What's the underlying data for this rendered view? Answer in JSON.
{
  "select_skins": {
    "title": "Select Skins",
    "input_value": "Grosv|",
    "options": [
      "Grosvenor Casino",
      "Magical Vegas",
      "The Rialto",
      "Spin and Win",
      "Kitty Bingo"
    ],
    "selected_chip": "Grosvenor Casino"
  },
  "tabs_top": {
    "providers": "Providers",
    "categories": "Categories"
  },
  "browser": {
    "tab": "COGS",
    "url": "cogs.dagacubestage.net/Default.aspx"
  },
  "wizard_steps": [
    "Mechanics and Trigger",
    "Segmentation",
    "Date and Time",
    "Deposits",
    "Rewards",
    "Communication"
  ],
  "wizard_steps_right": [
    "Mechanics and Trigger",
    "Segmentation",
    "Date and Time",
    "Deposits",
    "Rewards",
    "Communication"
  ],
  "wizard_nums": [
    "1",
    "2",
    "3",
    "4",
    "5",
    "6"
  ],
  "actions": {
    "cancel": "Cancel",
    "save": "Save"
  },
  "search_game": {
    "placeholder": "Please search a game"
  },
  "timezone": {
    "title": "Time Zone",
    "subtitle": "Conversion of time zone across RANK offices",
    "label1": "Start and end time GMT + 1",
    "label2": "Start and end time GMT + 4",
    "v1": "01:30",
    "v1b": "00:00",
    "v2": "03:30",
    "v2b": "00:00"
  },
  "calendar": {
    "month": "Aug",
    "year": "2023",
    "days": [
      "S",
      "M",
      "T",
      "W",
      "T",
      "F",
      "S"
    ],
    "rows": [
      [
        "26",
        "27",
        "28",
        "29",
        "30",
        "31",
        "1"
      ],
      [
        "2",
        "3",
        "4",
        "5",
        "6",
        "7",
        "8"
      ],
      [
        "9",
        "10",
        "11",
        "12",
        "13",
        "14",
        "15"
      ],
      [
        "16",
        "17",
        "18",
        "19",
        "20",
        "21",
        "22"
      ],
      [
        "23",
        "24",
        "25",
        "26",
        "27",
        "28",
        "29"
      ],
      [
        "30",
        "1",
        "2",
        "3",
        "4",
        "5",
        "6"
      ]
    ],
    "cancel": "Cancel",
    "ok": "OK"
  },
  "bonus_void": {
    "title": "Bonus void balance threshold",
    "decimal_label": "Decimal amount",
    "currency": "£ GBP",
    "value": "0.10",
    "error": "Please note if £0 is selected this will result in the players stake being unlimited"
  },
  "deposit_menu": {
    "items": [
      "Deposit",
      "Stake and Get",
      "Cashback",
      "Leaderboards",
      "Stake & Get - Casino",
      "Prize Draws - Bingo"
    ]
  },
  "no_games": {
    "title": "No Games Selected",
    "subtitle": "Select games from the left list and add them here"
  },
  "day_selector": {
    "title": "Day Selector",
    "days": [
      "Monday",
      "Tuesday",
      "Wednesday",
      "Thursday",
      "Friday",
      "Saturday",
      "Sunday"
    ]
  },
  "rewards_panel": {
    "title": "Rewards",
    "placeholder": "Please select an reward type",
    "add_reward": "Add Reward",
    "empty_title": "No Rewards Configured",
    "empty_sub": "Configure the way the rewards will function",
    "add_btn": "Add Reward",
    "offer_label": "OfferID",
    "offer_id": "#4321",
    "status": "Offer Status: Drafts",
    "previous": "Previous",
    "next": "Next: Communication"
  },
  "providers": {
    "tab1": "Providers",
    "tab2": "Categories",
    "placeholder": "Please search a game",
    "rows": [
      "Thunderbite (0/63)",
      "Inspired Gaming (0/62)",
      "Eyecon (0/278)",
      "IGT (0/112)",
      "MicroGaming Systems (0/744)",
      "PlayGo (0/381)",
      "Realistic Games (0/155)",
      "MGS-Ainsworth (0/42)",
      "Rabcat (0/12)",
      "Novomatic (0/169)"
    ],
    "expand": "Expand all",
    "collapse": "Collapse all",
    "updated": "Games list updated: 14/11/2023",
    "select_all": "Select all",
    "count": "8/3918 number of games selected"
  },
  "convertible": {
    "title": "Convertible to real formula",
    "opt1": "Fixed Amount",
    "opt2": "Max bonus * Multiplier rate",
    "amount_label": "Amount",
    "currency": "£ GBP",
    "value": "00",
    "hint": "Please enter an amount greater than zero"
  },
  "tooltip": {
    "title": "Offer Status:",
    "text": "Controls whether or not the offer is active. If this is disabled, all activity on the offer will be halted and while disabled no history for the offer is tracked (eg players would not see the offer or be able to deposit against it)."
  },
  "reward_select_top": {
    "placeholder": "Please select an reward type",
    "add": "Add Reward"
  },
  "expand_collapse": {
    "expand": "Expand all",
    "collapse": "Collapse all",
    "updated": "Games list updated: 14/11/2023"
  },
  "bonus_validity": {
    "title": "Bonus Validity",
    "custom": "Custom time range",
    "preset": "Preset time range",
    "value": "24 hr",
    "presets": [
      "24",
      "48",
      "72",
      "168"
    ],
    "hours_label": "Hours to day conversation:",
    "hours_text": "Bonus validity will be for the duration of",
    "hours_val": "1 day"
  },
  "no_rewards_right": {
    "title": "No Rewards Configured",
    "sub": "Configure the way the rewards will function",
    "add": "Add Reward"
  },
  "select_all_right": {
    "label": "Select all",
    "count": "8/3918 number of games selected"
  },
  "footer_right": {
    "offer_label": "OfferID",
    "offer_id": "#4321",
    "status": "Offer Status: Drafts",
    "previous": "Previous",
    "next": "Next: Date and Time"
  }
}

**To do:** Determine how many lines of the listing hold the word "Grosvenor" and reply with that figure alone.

**Exercise result:** 2